The following is a website transcript from a radio interview for 12,000,000 listeners to BBC World and Public Radio International:
Make your way to the Great Northern Peninsula for today’s Geo Quiz. We’re looking for the name of an island today that forms part of a Canadian province.
The western side of the island is called The Great Northern Peninsula.
At the very northern tip of the peninsula there’s a tiny island called Quirpon Island. It looks out on the Strait of Belle Isle. A waterway that’s popular with Orcas and humpbacks and photographer Peter Potterfield:
“When I got to Quirpon Island it was just astounding it’s the only place I had to worry about my photographic gear getting splashed by whales. You get that close to them because the whales get so close to the island.”
We’ll hear more about Quirpon Island and the Great Northern Peninsula, but first take a crack at naming this island in the North Atlantic.
The answer’s coming up…
Time now to retrace our steps to reach the Great Northern Peninsula. It puts us on the coast of Newfoundland, part of the Canadian province of ‘Newfoundland and Labrador’, the answer to our Geo Quiz.
Peter Potterfield recently spent some time hiking there. He’s researching new trails for the next edition of his book: Classic Hikes of The World. Potterfield’s starting point was Newfoundland’s Gros Morne National Park:
(Peter Potterfield) “I just finished a 4-day hike, doing a 25 mile route without any trails at all, you are forced to use a map and a compass the entire way, we didn’t see a soul on the trail. Can you imagine, 25 miles, but we did see a moose and fox and at one of our campsite, we had a mother ptarmigan hen with 4 chicks and they were running all around the campsite during the night, it’s a beautiful place here. But each trip has a surprise for me when I’m looking for a great hike, and the local Newfoundlander who helped me out and helped me get where I needed to go a guy named Ed English suggested we go up to Quirpon island, this is the extreme tip of Newfoundland, in fact you can look over to Labrador. Ed has a lighthouse inn up there and its a spectacular place and its a functioning navigational aid. The light still flashes every 15 seconds, but what’s really amazing is to wake up to the sound of humpbacks, and orcas. it’s a fabulous experience and I’ll let Ed describe what makes it so special.”
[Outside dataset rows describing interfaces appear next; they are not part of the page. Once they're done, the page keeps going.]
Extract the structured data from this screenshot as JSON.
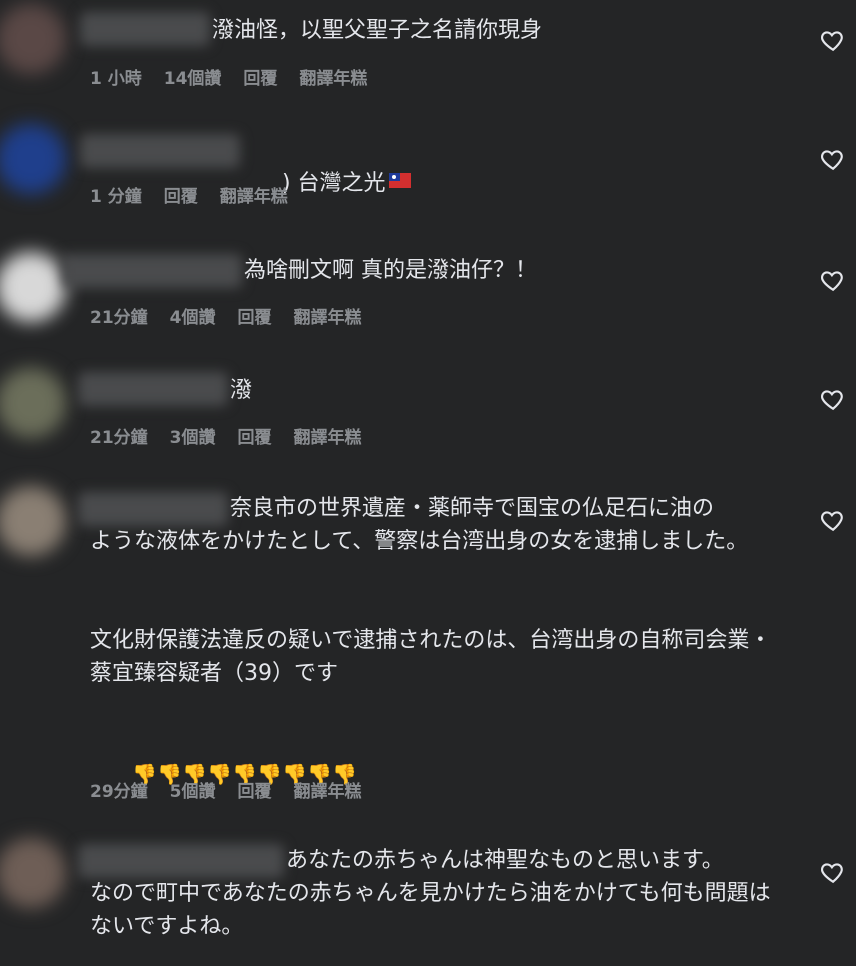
{
  "icons": {
    "like": "heart-outline-icon"
  },
  "colors": {
    "background": "#242526",
    "text": "#e4e6eb",
    "meta": "#8a8d91",
    "thumbs": "#f5c33b"
  },
  "comments": [
    {
      "text": "潑油怪，以聖父聖子之名請你現身",
      "meta": [
        "1 小時",
        "14個讚",
        "回覆",
        "翻譯年糕"
      ]
    },
    {
      "text": ") 台灣之光",
      "flag": "taiwan-flag-icon",
      "meta": [
        "1 分鐘",
        "回覆",
        "翻譯年糕"
      ]
    },
    {
      "text": "為啥刪文啊 真的是潑油仔？！",
      "meta": [
        "21分鐘",
        "4個讚",
        "回覆",
        "翻譯年糕"
      ]
    },
    {
      "text": "潑",
      "meta": [
        "21分鐘",
        "3個讚",
        "回覆",
        "翻譯年糕"
      ]
    },
    {
      "text_line1": "奈良市の世界遺産・薬師寺で国宝の仏足石に油の",
      "text_rest": "ような液体をかけたとして、警察は台湾出身の女を逮捕しました。",
      "text_para2": "文化財保護法違反の疑いで逮捕されたのは、台湾出身の自称司会業・蔡宜臻容疑者（39）です",
      "thumbs": [
        "👎",
        "👎",
        "👎",
        "👎",
        "👎",
        "👎",
        "👎",
        "👎",
        "👎"
      ],
      "meta": [
        "29分鐘",
        "5個讚",
        "回覆",
        "翻譯年糕"
      ]
    },
    {
      "text_line1": "あなたの赤ちゃんは神聖なものと思います。",
      "text_rest": "なので町中であなたの赤ちゃんを見かけたら油をかけても何も問題はないですよね。"
    }
  ]
}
(Ed English) “It turns out we have a unique spot because the fish supply, the food that whales want is just incredible there. There’s a little narrow strip of water that separates Newfoundland from the rest of North America and all the fish that want to go back and forth between the North Atlantic and the big Gulf of St Lawrence all have to go past our doorstep so it’s essentially a never ending conveyor belt of food. That draws in the whales and then we’re lucky because right at the lighthouse rocks its about 200 feet deep so you can literally sit with your feet dangling in the water, looking down through your toes and see humpback whales driving the fish in against the cliffs under your feet and then just surfacing. You can reach out and touch them quite frequently.”
That narrow strip of water is called the Strait of Belle Isle. From high up in the lighthouse, Ed English says the view is breathtaking:
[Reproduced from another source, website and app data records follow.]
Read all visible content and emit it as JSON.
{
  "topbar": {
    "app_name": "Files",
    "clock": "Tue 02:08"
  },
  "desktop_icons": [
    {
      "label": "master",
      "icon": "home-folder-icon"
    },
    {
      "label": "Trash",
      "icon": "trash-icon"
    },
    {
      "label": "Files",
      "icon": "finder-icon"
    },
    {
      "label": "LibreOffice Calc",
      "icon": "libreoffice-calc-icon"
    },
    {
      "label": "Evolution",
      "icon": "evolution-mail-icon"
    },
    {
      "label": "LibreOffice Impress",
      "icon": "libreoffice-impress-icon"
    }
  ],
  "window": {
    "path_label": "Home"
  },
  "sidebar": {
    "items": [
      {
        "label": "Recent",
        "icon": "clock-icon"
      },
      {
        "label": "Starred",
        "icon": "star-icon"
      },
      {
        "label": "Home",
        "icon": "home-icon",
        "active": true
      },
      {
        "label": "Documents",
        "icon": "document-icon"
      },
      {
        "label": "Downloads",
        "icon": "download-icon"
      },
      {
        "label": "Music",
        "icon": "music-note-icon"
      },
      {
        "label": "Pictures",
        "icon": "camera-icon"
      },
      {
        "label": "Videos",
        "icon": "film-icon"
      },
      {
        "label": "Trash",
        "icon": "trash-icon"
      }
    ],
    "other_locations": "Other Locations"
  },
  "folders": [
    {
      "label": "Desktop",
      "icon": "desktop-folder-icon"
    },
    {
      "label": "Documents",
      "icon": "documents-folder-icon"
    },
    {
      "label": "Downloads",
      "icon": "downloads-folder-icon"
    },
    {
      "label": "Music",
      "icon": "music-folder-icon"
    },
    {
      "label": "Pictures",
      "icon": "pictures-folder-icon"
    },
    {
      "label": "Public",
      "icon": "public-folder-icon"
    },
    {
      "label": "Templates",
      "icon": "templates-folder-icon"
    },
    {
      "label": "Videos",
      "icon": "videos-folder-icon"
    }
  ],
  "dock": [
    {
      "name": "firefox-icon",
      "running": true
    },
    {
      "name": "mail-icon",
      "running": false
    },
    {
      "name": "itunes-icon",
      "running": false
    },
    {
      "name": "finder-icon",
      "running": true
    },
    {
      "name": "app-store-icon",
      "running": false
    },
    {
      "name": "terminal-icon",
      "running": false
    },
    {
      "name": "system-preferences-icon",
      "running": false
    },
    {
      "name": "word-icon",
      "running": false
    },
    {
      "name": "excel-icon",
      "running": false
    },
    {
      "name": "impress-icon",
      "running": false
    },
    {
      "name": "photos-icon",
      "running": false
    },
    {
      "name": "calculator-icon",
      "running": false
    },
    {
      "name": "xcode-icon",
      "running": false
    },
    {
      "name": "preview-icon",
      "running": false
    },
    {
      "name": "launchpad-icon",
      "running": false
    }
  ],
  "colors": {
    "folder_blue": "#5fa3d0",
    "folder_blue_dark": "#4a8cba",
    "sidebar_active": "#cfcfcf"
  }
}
(Ed English) “Water. It really does feel like the ends of the earth out there…the sun sets over Labrador, so you can see the sunset off to the left as you’re facing north. If you’re standing at our helipad and you look due west, you’re looking at the Viking site over at Lancing Meadows. It’s the only Viking site in North America they were there 500 years before Columbus and lived there for a few years. Its a UNESCO World Heritage Site, very important, archaeologically. If you look to your right as you’re facing north all you see is clear ocean and if you could see far enough you’d be looking at Ireland.”
There are often as many as 50 icebergs in sight. They float down from Greenland and Baffin Island on the Labrador Current.
(Ed English) “The icebergs just come down and smash into the rocks, they’re huge, as big as mountains, so you can imagine a beautiful day, it’s hot, and all of sudden, you’re out walking and you come around the corner – there’s an ice mountain and its just an amazing sight to see, constantly changing because its always rolling around and breaking apart. (Potterfield) If I were to succinctly describe the last 8 days in Newfoundland, I would provide a photograph of the wild terrain up on the Arctic plateau that you’ve got to find your way across for 20 miles using map and compass, that’s got to be seen to be believed, a picture of the big moose, the caribou, and a picture of the whales frolicking beyond the lighthouse up on Quirpon Island, I think that pretty much says it all!”